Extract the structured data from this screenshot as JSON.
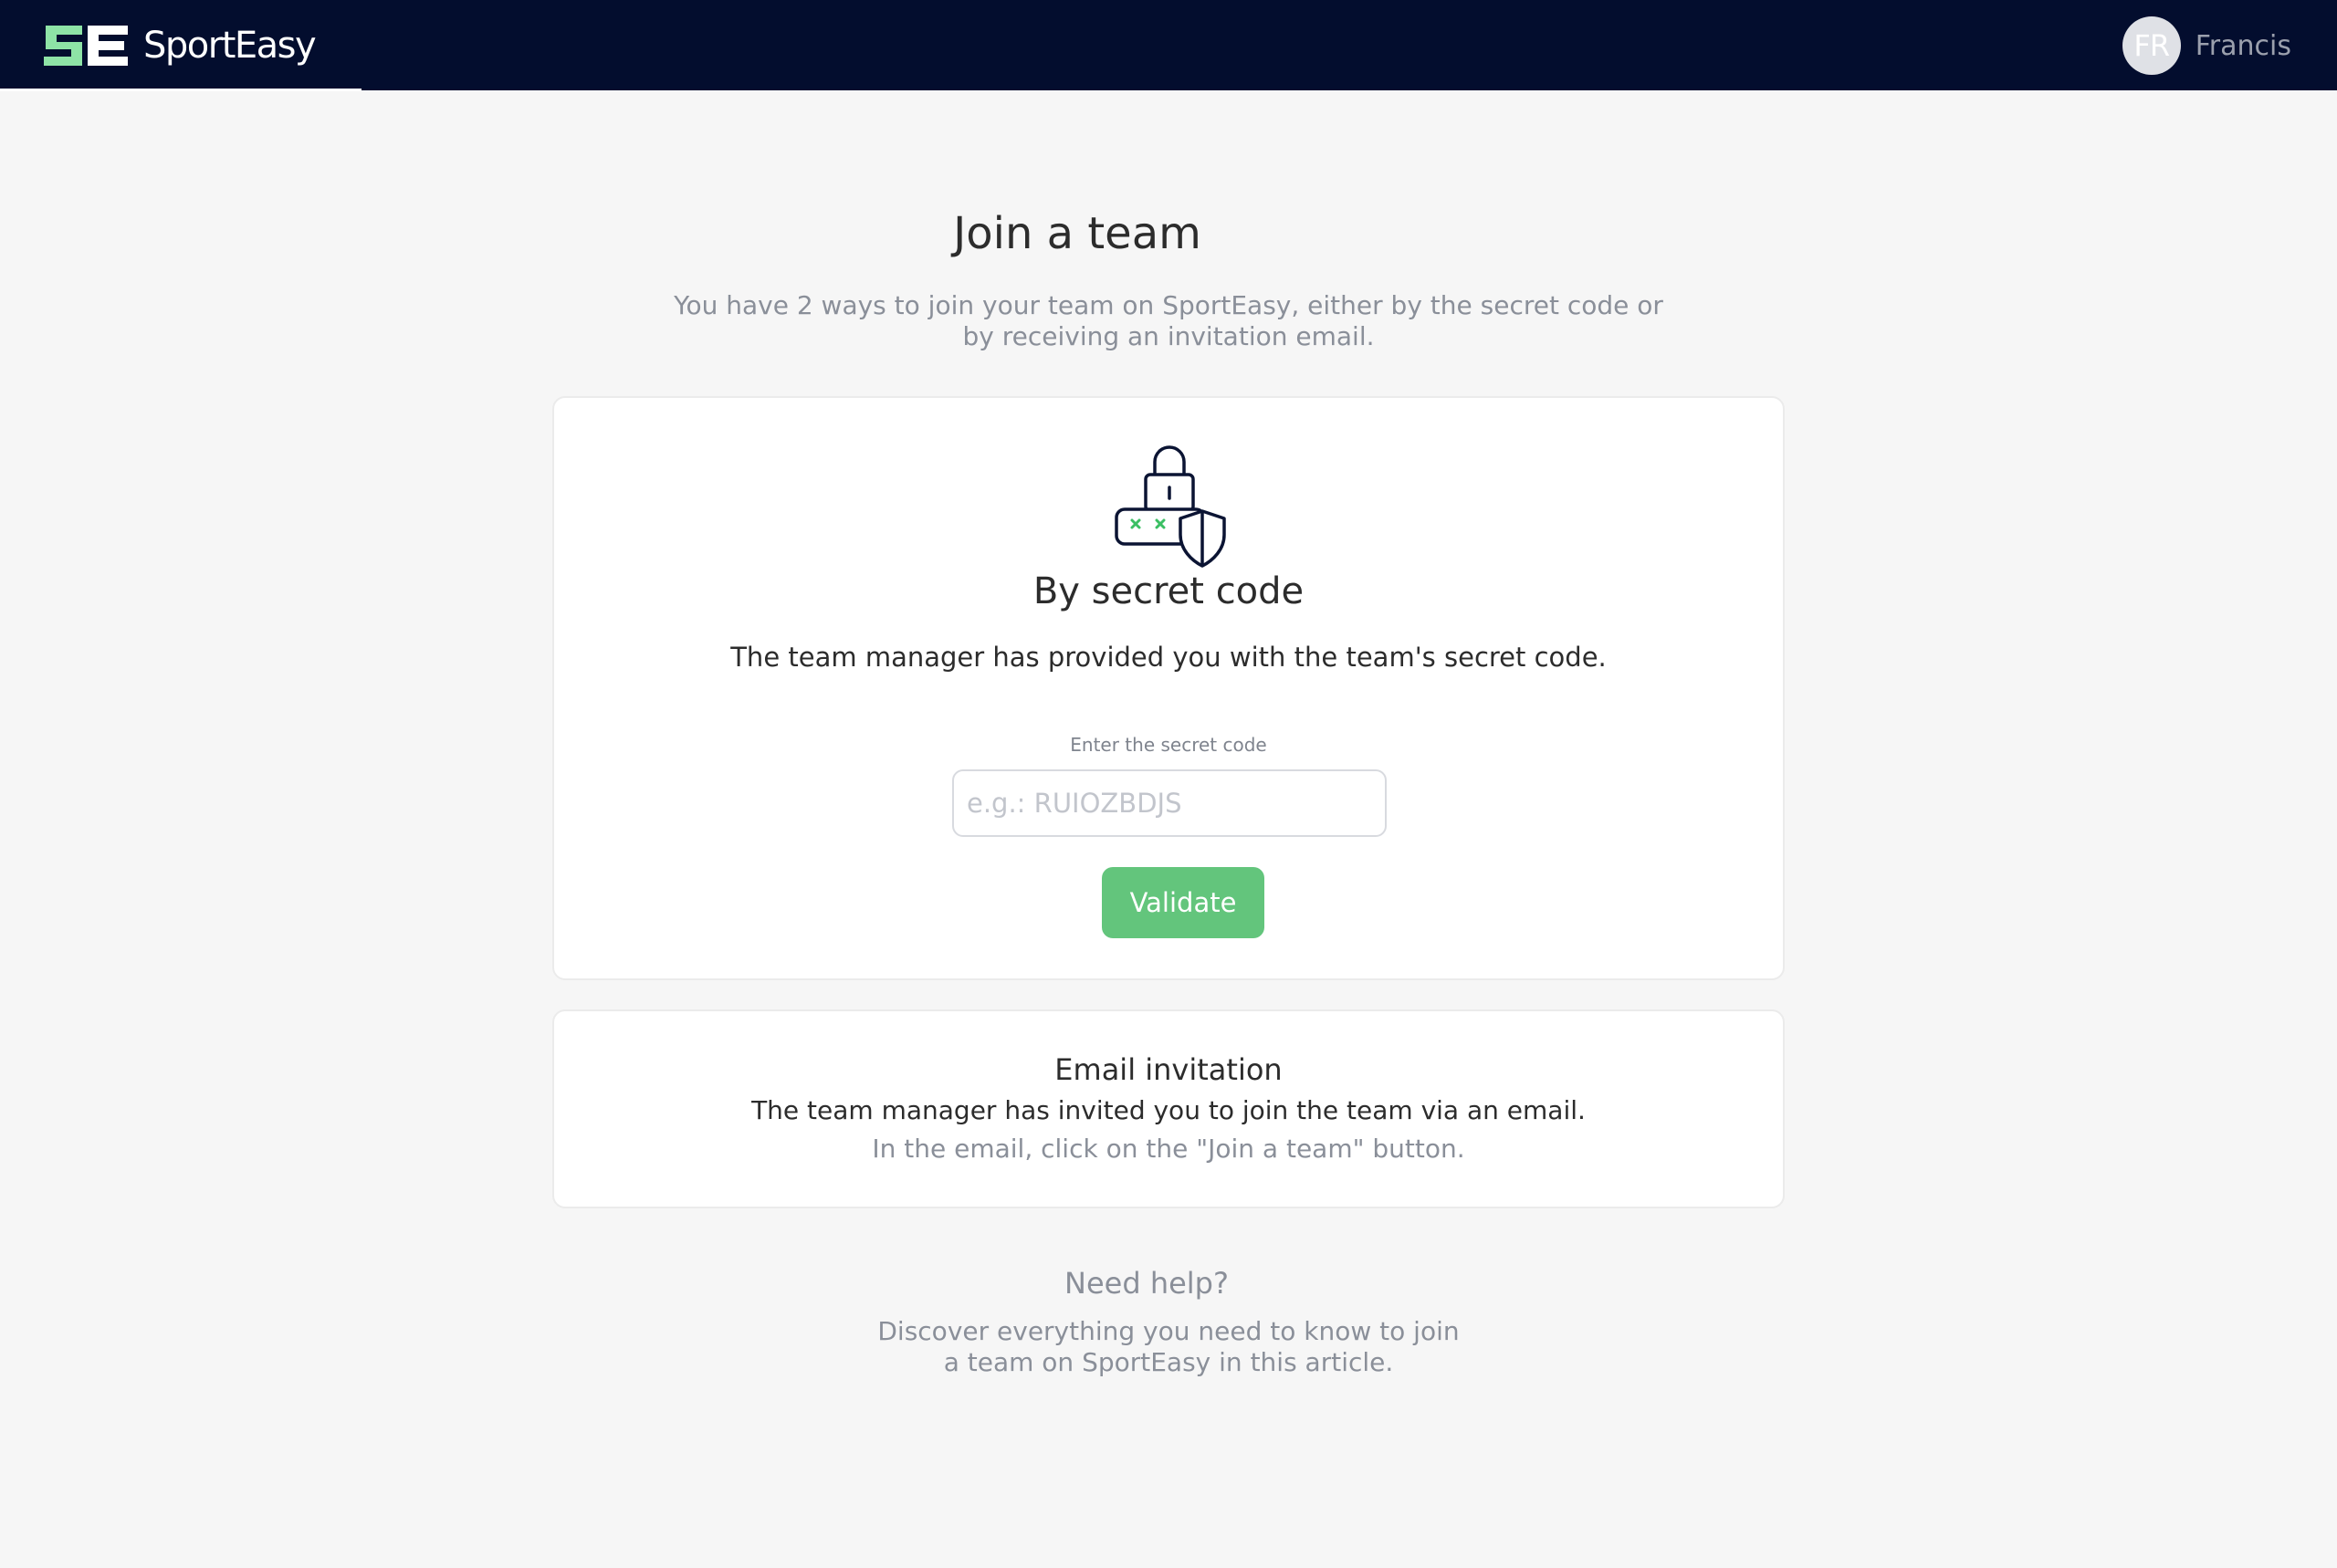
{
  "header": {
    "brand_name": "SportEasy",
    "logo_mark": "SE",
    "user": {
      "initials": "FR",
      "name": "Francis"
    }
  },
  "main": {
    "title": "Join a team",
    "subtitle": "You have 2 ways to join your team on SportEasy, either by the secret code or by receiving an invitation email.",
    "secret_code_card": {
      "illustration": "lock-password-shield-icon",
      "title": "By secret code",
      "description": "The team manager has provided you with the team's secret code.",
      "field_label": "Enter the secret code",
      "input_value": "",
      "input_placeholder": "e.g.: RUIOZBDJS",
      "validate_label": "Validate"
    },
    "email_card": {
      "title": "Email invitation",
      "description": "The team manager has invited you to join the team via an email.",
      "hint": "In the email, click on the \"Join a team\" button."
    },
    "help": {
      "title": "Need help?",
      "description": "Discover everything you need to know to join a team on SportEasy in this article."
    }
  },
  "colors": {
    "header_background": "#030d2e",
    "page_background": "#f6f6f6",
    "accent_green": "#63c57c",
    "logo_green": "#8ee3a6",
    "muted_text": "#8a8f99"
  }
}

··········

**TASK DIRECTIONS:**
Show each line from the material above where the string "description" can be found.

**SOLUTION:**
      "description": "The team manager has provided you with the team's secret code.",
      "description": "The team manager has invited you to join the team via an email.",
      "description": "Discover everything you need to know to join a team on SportEasy in this article."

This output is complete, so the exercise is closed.